Could you copy out every line of the data where the word "text" occurs?
=== PROVIDED DATA ===
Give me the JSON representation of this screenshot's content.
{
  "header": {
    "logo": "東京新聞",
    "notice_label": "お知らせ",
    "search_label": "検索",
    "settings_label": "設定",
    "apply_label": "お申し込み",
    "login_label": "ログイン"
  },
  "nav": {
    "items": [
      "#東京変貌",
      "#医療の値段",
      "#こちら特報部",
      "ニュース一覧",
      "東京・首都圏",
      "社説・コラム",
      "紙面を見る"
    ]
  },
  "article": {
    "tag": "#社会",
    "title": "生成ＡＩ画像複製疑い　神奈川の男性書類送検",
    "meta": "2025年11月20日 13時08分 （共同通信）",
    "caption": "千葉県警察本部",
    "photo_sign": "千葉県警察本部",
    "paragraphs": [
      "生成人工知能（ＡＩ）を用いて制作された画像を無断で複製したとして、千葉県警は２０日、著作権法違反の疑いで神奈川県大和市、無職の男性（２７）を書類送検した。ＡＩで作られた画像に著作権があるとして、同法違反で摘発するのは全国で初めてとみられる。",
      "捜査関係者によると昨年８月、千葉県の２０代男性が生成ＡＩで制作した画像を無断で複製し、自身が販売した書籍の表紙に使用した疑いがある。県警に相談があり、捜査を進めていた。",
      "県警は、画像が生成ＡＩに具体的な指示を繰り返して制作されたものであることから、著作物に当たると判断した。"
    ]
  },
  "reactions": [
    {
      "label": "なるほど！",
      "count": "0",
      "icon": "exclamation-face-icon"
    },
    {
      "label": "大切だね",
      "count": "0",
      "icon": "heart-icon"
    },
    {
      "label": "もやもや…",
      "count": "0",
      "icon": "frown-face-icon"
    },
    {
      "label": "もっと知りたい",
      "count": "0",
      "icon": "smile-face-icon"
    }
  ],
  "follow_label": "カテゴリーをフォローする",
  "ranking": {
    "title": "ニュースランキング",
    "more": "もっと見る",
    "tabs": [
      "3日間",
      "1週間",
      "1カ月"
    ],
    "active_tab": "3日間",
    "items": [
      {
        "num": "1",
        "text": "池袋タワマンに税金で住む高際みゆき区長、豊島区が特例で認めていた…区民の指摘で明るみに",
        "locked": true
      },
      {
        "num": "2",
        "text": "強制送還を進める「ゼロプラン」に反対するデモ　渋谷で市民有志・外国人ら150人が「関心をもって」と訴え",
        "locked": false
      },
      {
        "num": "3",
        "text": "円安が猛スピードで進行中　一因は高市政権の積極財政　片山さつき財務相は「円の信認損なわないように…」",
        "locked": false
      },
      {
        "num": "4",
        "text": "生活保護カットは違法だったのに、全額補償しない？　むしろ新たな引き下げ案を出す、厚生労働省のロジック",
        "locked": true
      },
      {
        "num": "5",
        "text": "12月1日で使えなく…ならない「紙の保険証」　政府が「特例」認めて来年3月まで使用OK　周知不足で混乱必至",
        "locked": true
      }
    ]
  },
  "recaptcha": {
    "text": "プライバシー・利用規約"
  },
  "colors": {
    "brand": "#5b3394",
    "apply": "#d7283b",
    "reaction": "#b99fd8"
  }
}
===
*SOLUTION TO THE PROBLEM:*
        "text": "池袋タワマンに税金で住む高際みゆき区長、豊島区が特例で認めていた…区民の指摘で明るみに",
        "text": "強制送還を進める「ゼロプラン」に反対するデモ　渋谷で市民有志・外国人ら150人が「関心をもって」と訴え",
        "text": "円安が猛スピードで進行中　一因は高市政権の積極財政　片山さつき財務相は「円の信認損なわないように…」",
        "text": "生活保護カットは違法だったのに、全額補償しない？　むしろ新たな引き下げ案を出す、厚生労働省のロジック",
        "text": "12月1日で使えなく…ならない「紙の保険証」　政府が「特例」認めて来年3月まで使用OK　周知不足で混乱必至",
    "text": "プライバシー・利用規約"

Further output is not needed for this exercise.